Despite breathless headlines about various big-box retailers closing stores, others in that category are opening hundreds of stores spanning tens of millions of square feet this year with less fanfare, according to a CBRE Group, Inc., report released today as the first in a series of “Beyond the Headlines” reports about the retail real estate market.
In the report, CBRE highlights 13 retailers with plans to open nearly 1,700 stores cumulatively in the U.S. this year amounting to more than 40 million square feet. Many are off-price retailers, or discounters, that shoppers increasingly favor for offering low prices as well as occasional surprise discounts and limited-time merchandise to encourage return visits.
“Granted, we will see an increase in vacancy in the big-box sector due to recent bankruptcies and closures,” said Melina Cordero, CBRE Head of Retail Research in the Americas. “But the hoopla about those collapses nearly ignores that many retailers in the big-box category continue to open additional stores. Some – perhaps a lot – of the big-box space now being vacated won’t be empty for long.”
Traditionally, big-box stores occupy 10,000 square feet or more each in power centers, which are shopping centers typically featuring a row of big-box tenants facing a common parking lot. Many big-box stores are so-called category killers, meaning they specialize in a certain category of merchandise, such as pet care or sporting goods. The category doesn’t include department stores, which are larger and carry a broader assortment of merchandise.
“Arizona, and the Phoenix market in general, has become synonymous with the power center format but with recent changes in the retail landscape this has been changing,” said Jami Savage-Gray, a retail specialist with CBRE’s Phoenix office. “What we’re seeing now, though, is more room for creativity among power center owners to chop up the vacant big-boxes and put in two 20,000-square-foot anchors or develop empty parking lots into space for fast-casual restaurants.”

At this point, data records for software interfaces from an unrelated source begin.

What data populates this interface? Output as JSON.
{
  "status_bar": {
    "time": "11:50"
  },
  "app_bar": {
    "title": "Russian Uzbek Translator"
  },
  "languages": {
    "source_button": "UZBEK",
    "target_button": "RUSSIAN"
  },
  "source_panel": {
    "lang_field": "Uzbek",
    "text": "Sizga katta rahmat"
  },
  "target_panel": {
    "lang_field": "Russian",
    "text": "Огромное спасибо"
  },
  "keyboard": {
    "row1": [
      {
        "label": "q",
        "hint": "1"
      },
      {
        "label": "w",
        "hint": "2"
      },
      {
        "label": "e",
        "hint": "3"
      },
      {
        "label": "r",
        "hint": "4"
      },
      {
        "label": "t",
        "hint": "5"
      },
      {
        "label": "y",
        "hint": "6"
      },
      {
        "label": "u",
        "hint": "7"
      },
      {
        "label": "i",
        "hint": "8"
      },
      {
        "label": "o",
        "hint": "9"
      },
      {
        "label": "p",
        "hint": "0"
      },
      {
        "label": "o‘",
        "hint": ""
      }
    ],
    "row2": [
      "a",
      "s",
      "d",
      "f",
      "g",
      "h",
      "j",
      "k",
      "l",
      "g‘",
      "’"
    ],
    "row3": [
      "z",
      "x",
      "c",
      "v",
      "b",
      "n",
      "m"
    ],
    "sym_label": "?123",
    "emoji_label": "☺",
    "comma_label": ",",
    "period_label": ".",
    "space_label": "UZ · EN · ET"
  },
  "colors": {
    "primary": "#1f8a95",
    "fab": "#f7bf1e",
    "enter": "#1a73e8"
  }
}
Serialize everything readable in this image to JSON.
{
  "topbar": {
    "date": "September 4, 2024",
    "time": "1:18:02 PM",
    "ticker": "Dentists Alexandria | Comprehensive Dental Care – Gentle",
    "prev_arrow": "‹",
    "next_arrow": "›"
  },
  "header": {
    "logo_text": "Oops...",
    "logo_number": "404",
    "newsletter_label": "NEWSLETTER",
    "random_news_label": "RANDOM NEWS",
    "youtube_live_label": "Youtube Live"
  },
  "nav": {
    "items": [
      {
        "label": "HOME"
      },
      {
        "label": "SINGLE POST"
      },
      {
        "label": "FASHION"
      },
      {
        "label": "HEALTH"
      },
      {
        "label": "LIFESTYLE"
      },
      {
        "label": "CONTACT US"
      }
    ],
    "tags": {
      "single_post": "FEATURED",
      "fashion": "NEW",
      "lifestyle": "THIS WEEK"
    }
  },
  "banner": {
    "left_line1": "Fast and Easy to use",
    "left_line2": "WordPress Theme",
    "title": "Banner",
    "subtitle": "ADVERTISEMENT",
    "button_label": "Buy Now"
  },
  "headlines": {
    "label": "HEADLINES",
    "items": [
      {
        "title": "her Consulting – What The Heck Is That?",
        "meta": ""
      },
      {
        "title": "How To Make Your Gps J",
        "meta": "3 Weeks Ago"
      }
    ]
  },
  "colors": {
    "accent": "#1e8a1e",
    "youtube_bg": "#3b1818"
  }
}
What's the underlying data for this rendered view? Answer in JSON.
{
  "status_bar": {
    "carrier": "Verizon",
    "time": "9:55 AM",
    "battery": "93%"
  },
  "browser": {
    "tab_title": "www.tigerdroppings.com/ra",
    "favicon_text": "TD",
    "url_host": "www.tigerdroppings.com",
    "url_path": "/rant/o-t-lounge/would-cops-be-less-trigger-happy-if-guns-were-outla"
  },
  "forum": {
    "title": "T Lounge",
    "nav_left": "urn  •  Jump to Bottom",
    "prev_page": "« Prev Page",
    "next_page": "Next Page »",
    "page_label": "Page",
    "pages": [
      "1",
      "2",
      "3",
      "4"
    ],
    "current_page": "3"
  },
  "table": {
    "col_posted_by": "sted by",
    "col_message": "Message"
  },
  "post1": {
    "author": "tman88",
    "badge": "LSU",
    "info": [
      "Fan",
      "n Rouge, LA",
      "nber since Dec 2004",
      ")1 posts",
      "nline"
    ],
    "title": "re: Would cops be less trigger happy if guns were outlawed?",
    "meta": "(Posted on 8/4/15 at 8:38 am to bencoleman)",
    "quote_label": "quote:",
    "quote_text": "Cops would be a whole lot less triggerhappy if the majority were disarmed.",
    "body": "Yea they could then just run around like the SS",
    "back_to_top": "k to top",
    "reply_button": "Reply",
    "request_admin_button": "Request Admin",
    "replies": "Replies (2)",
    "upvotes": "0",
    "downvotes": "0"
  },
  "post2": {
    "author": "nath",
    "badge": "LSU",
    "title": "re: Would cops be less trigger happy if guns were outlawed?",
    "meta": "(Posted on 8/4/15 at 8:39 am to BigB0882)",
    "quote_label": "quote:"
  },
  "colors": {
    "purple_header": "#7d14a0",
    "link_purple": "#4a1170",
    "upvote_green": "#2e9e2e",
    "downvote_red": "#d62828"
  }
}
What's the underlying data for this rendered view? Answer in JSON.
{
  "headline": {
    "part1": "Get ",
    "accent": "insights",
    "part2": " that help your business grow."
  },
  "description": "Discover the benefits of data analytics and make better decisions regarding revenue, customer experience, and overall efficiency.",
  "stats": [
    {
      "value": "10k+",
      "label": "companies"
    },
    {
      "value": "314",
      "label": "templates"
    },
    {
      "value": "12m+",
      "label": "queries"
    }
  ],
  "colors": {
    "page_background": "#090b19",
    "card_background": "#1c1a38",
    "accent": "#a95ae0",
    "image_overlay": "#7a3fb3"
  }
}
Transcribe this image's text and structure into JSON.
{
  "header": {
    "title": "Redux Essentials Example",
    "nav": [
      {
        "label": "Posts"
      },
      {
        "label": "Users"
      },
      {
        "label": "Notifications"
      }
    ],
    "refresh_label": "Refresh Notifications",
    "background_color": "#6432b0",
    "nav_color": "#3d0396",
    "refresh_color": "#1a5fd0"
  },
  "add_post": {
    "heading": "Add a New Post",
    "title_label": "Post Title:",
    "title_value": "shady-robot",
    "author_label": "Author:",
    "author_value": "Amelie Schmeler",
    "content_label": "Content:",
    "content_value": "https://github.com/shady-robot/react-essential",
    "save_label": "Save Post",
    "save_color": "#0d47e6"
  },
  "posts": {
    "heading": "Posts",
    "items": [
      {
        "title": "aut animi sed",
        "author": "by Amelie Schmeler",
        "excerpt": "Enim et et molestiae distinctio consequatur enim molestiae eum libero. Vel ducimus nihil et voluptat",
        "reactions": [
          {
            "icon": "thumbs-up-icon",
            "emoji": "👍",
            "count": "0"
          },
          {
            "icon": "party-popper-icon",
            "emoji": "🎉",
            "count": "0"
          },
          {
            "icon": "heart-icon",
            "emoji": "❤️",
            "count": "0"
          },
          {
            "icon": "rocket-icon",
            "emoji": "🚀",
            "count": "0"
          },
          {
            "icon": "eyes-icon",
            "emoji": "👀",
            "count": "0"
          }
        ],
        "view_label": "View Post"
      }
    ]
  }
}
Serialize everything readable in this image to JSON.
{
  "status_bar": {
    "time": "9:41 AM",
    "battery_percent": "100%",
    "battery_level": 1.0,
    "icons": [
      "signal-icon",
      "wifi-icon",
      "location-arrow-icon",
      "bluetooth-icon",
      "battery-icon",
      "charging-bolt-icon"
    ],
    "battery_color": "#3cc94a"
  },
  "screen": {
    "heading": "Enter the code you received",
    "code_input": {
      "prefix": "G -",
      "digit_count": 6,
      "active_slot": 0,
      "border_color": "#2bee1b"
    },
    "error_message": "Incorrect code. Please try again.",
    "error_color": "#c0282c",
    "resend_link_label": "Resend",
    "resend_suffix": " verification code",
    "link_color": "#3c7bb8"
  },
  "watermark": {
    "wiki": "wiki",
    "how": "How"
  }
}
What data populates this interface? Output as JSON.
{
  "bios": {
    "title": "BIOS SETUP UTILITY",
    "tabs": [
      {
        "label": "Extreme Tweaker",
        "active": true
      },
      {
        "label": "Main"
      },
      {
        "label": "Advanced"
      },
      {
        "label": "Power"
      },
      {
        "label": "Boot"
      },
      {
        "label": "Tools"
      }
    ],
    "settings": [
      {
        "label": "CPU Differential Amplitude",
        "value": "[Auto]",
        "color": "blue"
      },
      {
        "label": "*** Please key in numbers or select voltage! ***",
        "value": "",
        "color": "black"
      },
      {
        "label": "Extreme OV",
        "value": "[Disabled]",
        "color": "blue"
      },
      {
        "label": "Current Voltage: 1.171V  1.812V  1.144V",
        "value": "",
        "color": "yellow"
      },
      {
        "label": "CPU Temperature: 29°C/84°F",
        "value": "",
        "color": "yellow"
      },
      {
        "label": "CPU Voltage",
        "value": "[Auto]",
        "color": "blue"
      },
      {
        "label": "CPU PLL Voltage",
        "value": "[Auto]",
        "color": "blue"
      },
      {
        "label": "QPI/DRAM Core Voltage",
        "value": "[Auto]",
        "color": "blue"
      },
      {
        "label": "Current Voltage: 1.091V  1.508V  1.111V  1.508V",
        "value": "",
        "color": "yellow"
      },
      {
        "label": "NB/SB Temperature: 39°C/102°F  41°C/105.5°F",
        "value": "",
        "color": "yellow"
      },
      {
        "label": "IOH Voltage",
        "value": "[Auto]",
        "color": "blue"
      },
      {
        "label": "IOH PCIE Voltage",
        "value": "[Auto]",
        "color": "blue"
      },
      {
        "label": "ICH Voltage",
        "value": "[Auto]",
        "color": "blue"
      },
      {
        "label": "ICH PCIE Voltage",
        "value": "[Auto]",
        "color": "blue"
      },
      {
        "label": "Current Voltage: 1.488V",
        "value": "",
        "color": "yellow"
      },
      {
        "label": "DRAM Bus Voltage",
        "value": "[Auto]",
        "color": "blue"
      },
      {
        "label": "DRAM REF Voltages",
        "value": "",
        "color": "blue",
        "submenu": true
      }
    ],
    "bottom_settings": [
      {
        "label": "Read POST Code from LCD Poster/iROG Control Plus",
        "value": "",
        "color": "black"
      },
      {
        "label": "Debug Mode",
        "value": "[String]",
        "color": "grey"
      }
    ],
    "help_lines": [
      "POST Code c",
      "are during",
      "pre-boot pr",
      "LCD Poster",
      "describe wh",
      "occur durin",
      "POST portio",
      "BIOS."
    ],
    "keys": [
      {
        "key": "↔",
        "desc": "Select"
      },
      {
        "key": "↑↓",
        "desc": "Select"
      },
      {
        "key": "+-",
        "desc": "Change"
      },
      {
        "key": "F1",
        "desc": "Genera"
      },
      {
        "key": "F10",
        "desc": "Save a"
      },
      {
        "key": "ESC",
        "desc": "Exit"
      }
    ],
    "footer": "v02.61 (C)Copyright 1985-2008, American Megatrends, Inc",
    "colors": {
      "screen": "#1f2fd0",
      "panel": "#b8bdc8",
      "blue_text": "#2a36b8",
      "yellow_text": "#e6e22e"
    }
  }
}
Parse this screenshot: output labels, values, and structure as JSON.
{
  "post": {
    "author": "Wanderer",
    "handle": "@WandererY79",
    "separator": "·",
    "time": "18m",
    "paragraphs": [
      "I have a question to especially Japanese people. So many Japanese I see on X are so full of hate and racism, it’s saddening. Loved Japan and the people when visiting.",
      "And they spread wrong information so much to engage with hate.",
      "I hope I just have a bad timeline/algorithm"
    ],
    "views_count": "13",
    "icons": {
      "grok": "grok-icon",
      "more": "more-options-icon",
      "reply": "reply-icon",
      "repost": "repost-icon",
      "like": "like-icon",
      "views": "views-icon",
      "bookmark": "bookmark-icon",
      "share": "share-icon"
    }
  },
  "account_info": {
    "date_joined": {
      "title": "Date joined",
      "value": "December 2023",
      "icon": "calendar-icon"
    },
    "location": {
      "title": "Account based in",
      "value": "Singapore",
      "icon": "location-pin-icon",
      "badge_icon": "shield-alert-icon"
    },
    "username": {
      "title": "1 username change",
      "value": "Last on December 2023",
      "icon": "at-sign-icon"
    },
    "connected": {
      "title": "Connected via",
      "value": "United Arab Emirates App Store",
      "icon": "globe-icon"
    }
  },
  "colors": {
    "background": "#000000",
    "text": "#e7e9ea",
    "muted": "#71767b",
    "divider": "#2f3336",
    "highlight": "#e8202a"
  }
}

CBRE expects the average availability rate for U.S. power centers to register 6.8 percent this year. That’s more than two percentage points less than the sector’s 10-year high for availability of 9 percent in 2009.
To download the report, click here.